::: Material provided :::
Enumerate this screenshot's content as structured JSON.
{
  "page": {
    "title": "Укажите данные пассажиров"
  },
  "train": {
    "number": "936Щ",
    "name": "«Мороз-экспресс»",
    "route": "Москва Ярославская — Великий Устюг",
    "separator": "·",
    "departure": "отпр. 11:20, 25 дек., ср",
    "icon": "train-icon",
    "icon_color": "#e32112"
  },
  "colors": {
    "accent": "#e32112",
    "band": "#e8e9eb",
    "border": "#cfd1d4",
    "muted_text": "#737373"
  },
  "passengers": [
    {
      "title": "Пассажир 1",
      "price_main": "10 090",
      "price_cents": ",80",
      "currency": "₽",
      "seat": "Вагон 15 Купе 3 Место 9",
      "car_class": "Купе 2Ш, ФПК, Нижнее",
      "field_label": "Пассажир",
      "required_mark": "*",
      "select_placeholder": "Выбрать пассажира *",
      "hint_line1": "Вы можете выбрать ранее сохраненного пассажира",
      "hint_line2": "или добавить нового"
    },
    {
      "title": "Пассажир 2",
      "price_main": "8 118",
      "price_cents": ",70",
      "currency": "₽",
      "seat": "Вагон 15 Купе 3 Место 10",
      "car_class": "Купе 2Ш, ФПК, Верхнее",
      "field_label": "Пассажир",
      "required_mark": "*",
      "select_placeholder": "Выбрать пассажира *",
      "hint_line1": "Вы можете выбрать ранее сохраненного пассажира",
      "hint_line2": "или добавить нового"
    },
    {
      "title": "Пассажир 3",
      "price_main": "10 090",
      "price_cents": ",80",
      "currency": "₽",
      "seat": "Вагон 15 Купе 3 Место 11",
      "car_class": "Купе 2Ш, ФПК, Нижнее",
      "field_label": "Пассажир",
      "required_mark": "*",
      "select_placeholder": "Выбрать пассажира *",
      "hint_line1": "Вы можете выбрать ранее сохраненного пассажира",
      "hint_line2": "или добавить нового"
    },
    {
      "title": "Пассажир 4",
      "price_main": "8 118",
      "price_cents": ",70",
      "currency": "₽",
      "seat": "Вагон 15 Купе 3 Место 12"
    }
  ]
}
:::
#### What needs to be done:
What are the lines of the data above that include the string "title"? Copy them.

#### Result of the exercise:
    "title": "Укажите данные пассажиров"
      "title": "Пассажир 1",
      "title": "Пассажир 2",
      "title": "Пассажир 3",
      "title": "Пассажир 4",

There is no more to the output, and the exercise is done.